You can also take advantage of the atmosphere of the era of horse to buy lenses because until towards the end of February 2014 you can get a discount at the nearest camera shop or at a trusted online store.

With the passage of time, then you will know more about the lenses you need, then start saving money so you can buy your dream lens or camera. Perhaps you need to think to sell your stock photos online. Look for information by using a search engine today, so you can have an income from photography, you can even sell photography services to family or friends who will make the wedding party. If you are successful you will get a lot of references. You must also know a professional photographer can be a very good living from photography.

Final things to rememberThese are only guidelines every rule has an exception!Always remember your framing and exposure!Theres a lot more to learn and discover!PRACTICE MAKES PERFECT!

Practice,Practice,Practice,

Learn from your mistakes

Stop making comparisons with great photographers

Often, people compare themselves with great photographers. Works of people like Ansel Adams, Gary Winogrand, Henri Cartier-Bresson are published in hundreds of magazines the world over. They are a constant source of inspiration for many. On the flip side, however, they can become a benchmark for all the wrong reasons. People start to compare their own work with the work of these greats, thereby creating an unnecessary feeling of depression.When you compare your work with that of established photographers (not just the greats named above), someone who has years of experience practicing his skills, you compare yourself with the essence of that professionals hard work and dedication of many years.

Behind every great photo there are hours of preparation, hard work, failures and heartburns.Master photographers will almost never show you how they failed before making that great shot. You dont get to see the incorrect exposures, poor compositions, incorrect development (film photography) and crappy treatment of themes. Understand what they have done and why they have done that.
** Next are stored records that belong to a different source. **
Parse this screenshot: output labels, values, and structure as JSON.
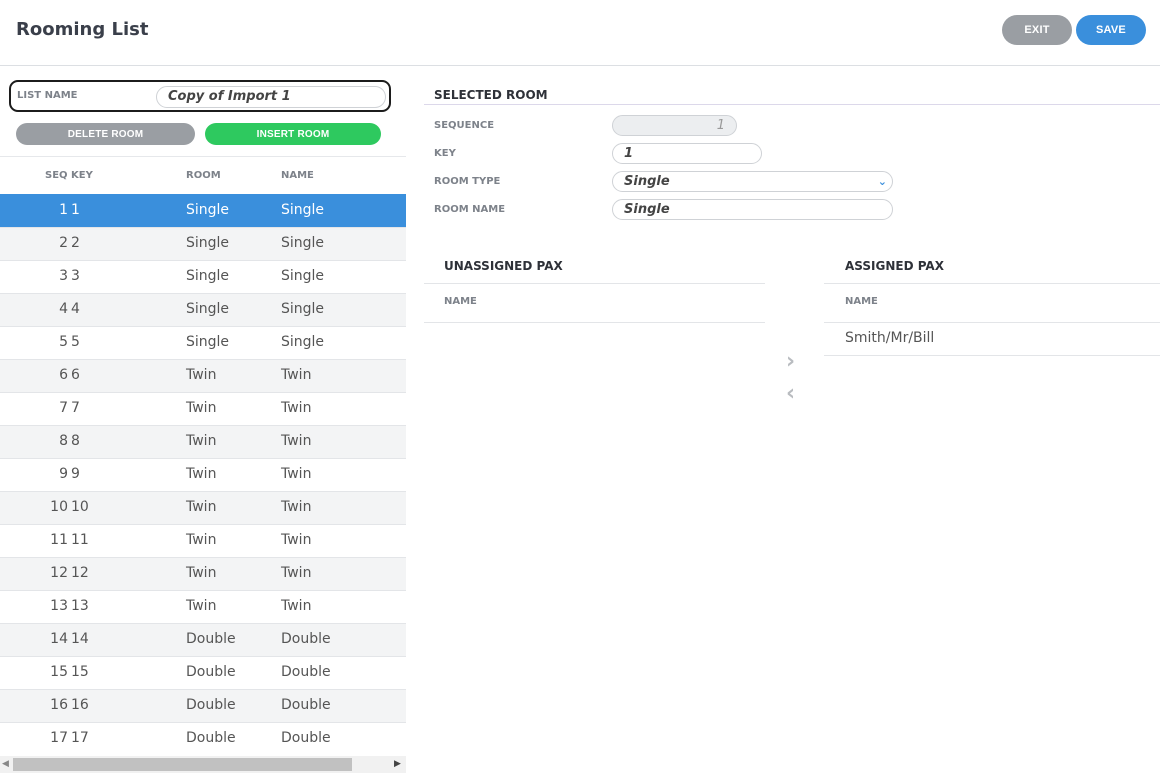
{
  "header": {
    "title": "Rooming List",
    "exit_label": "EXIT",
    "save_label": "SAVE"
  },
  "list": {
    "label": "LIST NAME",
    "value": "Copy of Import 1",
    "delete_label": "DELETE ROOM",
    "insert_label": "INSERT ROOM"
  },
  "table": {
    "columns": {
      "seq": "SEQ",
      "key": "KEY",
      "room": "ROOM",
      "name": "NAME"
    },
    "rows": [
      {
        "seq": "1",
        "key": "1",
        "room": "Single",
        "name": "Single"
      },
      {
        "seq": "2",
        "key": "2",
        "room": "Single",
        "name": "Single"
      },
      {
        "seq": "3",
        "key": "3",
        "room": "Single",
        "name": "Single"
      },
      {
        "seq": "4",
        "key": "4",
        "room": "Single",
        "name": "Single"
      },
      {
        "seq": "5",
        "key": "5",
        "room": "Single",
        "name": "Single"
      },
      {
        "seq": "6",
        "key": "6",
        "room": "Twin",
        "name": "Twin"
      },
      {
        "seq": "7",
        "key": "7",
        "room": "Twin",
        "name": "Twin"
      },
      {
        "seq": "8",
        "key": "8",
        "room": "Twin",
        "name": "Twin"
      },
      {
        "seq": "9",
        "key": "9",
        "room": "Twin",
        "name": "Twin"
      },
      {
        "seq": "10",
        "key": "10",
        "room": "Twin",
        "name": "Twin"
      },
      {
        "seq": "11",
        "key": "11",
        "room": "Twin",
        "name": "Twin"
      },
      {
        "seq": "12",
        "key": "12",
        "room": "Twin",
        "name": "Twin"
      },
      {
        "seq": "13",
        "key": "13",
        "room": "Twin",
        "name": "Twin"
      },
      {
        "seq": "14",
        "key": "14",
        "room": "Double",
        "name": "Double"
      },
      {
        "seq": "15",
        "key": "15",
        "room": "Double",
        "name": "Double"
      },
      {
        "seq": "16",
        "key": "16",
        "room": "Double",
        "name": "Double"
      },
      {
        "seq": "17",
        "key": "17",
        "room": "Double",
        "name": "Double"
      }
    ]
  },
  "selected_room": {
    "title": "SELECTED ROOM",
    "sequence_label": "SEQUENCE",
    "sequence_value": "1",
    "key_label": "KEY",
    "key_value": "1",
    "room_type_label": "ROOM TYPE",
    "room_type_value": "Single",
    "room_name_label": "ROOM NAME",
    "room_name_value": "Single"
  },
  "pax": {
    "unassigned_title": "UNASSIGNED PAX",
    "assigned_title": "ASSIGNED PAX",
    "name_column": "NAME",
    "assigned": [
      "Smith/Mr/Bill"
    ]
  },
  "icons": {
    "move_right": "chevron-right-icon",
    "move_left": "chevron-left-icon",
    "dropdown": "chevron-down-icon"
  },
  "colors": {
    "accent": "#3a8fdc",
    "insert": "#2ec95f",
    "neutral_button": "#9a9ea3"
  }
}
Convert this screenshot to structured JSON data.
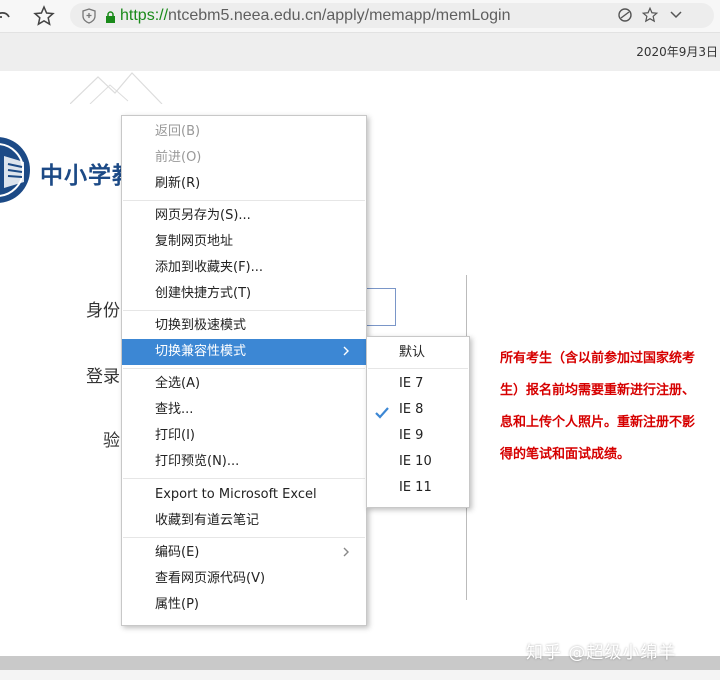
{
  "browser": {
    "url_protocol": "https://",
    "url_host": "ntcebm5.neea.edu.cn",
    "url_path": "/apply/memapp/memLogin",
    "icons": [
      "back-icon",
      "star-icon",
      "shield-icon",
      "lock-icon",
      "reader-icon",
      "star-outline-icon",
      "chevron-down-icon"
    ]
  },
  "page": {
    "date": "2020年9月3日",
    "logo_text": "中小学教",
    "labels": {
      "id": "身份",
      "login": "登录",
      "verify": "验"
    },
    "notice_lines": [
      "所有考生（含以前参加过国家统考",
      "生）报名前均需要重新进行注册、",
      "息和上传个人照片。重新注册不影",
      "得的笔试和面试成绩。"
    ],
    "watermark": "知乎 @超级小绵羊",
    "notice_color": "#d60000"
  },
  "context_menu": {
    "items": [
      "返回(B)",
      "前进(O)",
      "刷新(R)",
      "网页另存为(S)...",
      "复制网页地址",
      "添加到收藏夹(F)...",
      "创建快捷方式(T)",
      "切换到极速模式",
      "切换兼容性模式",
      "全选(A)",
      "查找...",
      "打印(I)",
      "打印预览(N)...",
      "Export to Microsoft Excel",
      "收藏到有道云笔记",
      "编码(E)",
      "查看网页源代码(V)",
      "属性(P)"
    ],
    "highlight_color": "#3c87d4"
  },
  "submenu": {
    "items": [
      "默认",
      "IE 7",
      "IE 8",
      "IE 9",
      "IE 10",
      "IE 11"
    ],
    "checked": "IE 8"
  }
}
When you have mastered the process, add your own touch to it. You will probably fail as many times, may be even more, but you will end up also creating stunning compositions as well.Thank You!

Now go out and take some pictures!!!